* _EXERCISE OBJECTIVE_: Line by line, retype the whole listing exactly.
◇ ◇ ◇ ◇ ◇
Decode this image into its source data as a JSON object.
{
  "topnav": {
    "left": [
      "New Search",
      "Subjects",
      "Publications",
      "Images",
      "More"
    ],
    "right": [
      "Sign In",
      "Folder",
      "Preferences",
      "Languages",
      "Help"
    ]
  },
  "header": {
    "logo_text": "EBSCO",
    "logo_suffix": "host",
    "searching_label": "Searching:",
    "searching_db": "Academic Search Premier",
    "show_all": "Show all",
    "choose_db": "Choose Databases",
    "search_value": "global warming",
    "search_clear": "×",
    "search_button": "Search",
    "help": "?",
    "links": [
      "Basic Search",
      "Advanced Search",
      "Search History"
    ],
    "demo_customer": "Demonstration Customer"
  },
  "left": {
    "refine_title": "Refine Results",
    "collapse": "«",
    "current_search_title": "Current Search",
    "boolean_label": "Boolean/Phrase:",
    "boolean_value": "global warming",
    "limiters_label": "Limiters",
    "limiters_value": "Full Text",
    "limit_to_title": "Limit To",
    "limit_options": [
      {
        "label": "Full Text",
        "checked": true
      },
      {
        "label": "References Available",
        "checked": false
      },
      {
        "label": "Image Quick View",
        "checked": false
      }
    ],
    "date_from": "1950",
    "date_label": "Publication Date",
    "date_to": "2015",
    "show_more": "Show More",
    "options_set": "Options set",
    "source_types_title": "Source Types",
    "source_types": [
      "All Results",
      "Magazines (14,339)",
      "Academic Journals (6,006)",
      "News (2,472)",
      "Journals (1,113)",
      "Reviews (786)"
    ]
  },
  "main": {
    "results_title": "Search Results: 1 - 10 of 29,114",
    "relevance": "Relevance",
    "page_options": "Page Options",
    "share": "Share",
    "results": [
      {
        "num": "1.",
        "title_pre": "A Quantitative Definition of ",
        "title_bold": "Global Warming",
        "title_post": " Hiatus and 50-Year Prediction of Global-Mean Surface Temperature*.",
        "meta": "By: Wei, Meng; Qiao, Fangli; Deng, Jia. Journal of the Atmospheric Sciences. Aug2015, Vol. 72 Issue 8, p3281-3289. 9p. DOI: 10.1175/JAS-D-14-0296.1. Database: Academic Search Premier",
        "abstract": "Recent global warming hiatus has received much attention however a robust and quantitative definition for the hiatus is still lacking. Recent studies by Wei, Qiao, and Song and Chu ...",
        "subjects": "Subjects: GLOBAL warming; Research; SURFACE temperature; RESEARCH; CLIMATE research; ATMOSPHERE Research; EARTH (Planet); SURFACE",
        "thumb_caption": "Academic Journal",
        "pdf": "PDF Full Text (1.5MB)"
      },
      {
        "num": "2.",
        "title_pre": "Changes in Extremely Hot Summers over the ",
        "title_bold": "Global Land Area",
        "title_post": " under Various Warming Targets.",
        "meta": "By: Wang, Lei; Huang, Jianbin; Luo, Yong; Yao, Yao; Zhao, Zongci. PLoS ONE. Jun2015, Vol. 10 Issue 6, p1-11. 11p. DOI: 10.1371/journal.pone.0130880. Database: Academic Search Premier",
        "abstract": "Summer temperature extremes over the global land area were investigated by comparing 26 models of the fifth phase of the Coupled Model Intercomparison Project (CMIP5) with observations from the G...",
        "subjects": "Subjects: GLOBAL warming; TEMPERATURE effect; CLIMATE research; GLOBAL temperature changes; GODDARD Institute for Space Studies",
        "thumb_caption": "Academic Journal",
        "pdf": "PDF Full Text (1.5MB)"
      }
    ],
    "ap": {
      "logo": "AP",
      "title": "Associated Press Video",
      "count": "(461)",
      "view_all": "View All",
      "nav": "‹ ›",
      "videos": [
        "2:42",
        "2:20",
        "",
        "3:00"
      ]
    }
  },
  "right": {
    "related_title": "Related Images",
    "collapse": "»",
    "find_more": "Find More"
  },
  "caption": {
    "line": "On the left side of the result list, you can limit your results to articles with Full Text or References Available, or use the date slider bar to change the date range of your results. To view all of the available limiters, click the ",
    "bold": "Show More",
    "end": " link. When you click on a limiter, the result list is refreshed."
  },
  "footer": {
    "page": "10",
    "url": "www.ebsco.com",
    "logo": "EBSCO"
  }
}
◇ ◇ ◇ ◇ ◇
* _THE COMPLETED TASK_:
Decode this image into its source data as a JSON object.
{
  "topnav": {
    "left": [
      "New Search",
      "Subjects",
      "Publications",
      "Images",
      "More"
    ],
    "right": [
      "Sign In",
      "Folder",
      "Preferences",
      "Languages",
      "Help"
    ]
  },
  "header": {
    "logo_text": "EBSCO",
    "logo_suffix": "host",
    "searching_label": "Searching:",
    "searching_db": "Academic Search Premier",
    "show_all": "Show all",
    "choose_db": "Choose Databases",
    "search_value": "global warming",
    "search_clear": "×",
    "search_button": "Search",
    "help": "?",
    "links": [
      "Basic Search",
      "Advanced Search",
      "Search History"
    ],
    "demo_customer": "Demonstration Customer"
  },
  "left": {
    "refine_title": "Refine Results",
    "collapse": "«",
    "current_search_title": "Current Search",
    "boolean_label": "Boolean/Phrase:",
    "boolean_value": "global warming",
    "limiters_label": "Limiters",
    "limiters_value": "Full Text",
    "limit_to_title": "Limit To",
    "limit_options": [
      {
        "label": "Full Text",
        "checked": true
      },
      {
        "label": "References Available",
        "checked": false
      },
      {
        "label": "Image Quick View",
        "checked": false
      }
    ],
    "date_from": "1950",
    "date_label": "Publication Date",
    "date_to": "2015",
    "show_more": "Show More",
    "options_set": "Options set",
    "source_types_title": "Source Types",
    "source_types": [
      "All Results",
      "Magazines (14,339)",
      "Academic Journals (6,006)",
      "News (2,472)",
      "Journals (1,113)",
      "Reviews (786)"
    ]
  },
  "main": {
    "results_title": "Search Results: 1 - 10 of 29,114",
    "relevance": "Relevance",
    "page_options": "Page Options",
    "share": "Share",
    "results": [
      {
        "num": "1.",
        "title_pre": "A Quantitative Definition of ",
        "title_bold": "Global Warming",
        "title_post": " Hiatus and 50-Year Prediction of Global-Mean Surface Temperature*.",
        "meta": "By: Wei, Meng; Qiao, Fangli; Deng, Jia. Journal of the Atmospheric Sciences. Aug2015, Vol. 72 Issue 8, p3281-3289. 9p. DOI: 10.1175/JAS-D-14-0296.1. Database: Academic Search Premier",
        "abstract": "Recent global warming hiatus has received much attention however a robust and quantitative definition for the hiatus is still lacking. Recent studies by Wei, Qiao, and Song and Chu ...",
        "subjects": "Subjects: GLOBAL warming; Research; SURFACE temperature; RESEARCH; CLIMATE research; ATMOSPHERE Research; EARTH (Planet); SURFACE",
        "thumb_caption": "Academic Journal",
        "pdf": "PDF Full Text (1.5MB)"
      },
      {
        "num": "2.",
        "title_pre": "Changes in Extremely Hot Summers over the ",
        "title_bold": "Global Land Area",
        "title_post": " under Various Warming Targets.",
        "meta": "By: Wang, Lei; Huang, Jianbin; Luo, Yong; Yao, Yao; Zhao, Zongci. PLoS ONE. Jun2015, Vol. 10 Issue 6, p1-11. 11p. DOI: 10.1371/journal.pone.0130880. Database: Academic Search Premier",
        "abstract": "Summer temperature extremes over the global land area were investigated by comparing 26 models of the fifth phase of the Coupled Model Intercomparison Project (CMIP5) with observations from the G...",
        "subjects": "Subjects: GLOBAL warming; TEMPERATURE effect; CLIMATE research; GLOBAL temperature changes; GODDARD Institute for Space Studies",
        "thumb_caption": "Academic Journal",
        "pdf": "PDF Full Text (1.5MB)"
      }
    ],
    "ap": {
      "logo": "AP",
      "title": "Associated Press Video",
      "count": "(461)",
      "view_all": "View All",
      "nav": "‹ ›",
      "videos": [
        "2:42",
        "2:20",
        "",
        "3:00"
      ]
    }
  },
  "right": {
    "related_title": "Related Images",
    "collapse": "»",
    "find_more": "Find More"
  },
  "caption": {
    "line": "On the left side of the result list, you can limit your results to articles with Full Text or References Available, or use the date slider bar to change the date range of your results. To view all of the available limiters, click the ",
    "bold": "Show More",
    "end": " link. When you click on a limiter, the result list is refreshed."
  },
  "footer": {
    "page": "10",
    "url": "www.ebsco.com",
    "logo": "EBSCO"
  }
}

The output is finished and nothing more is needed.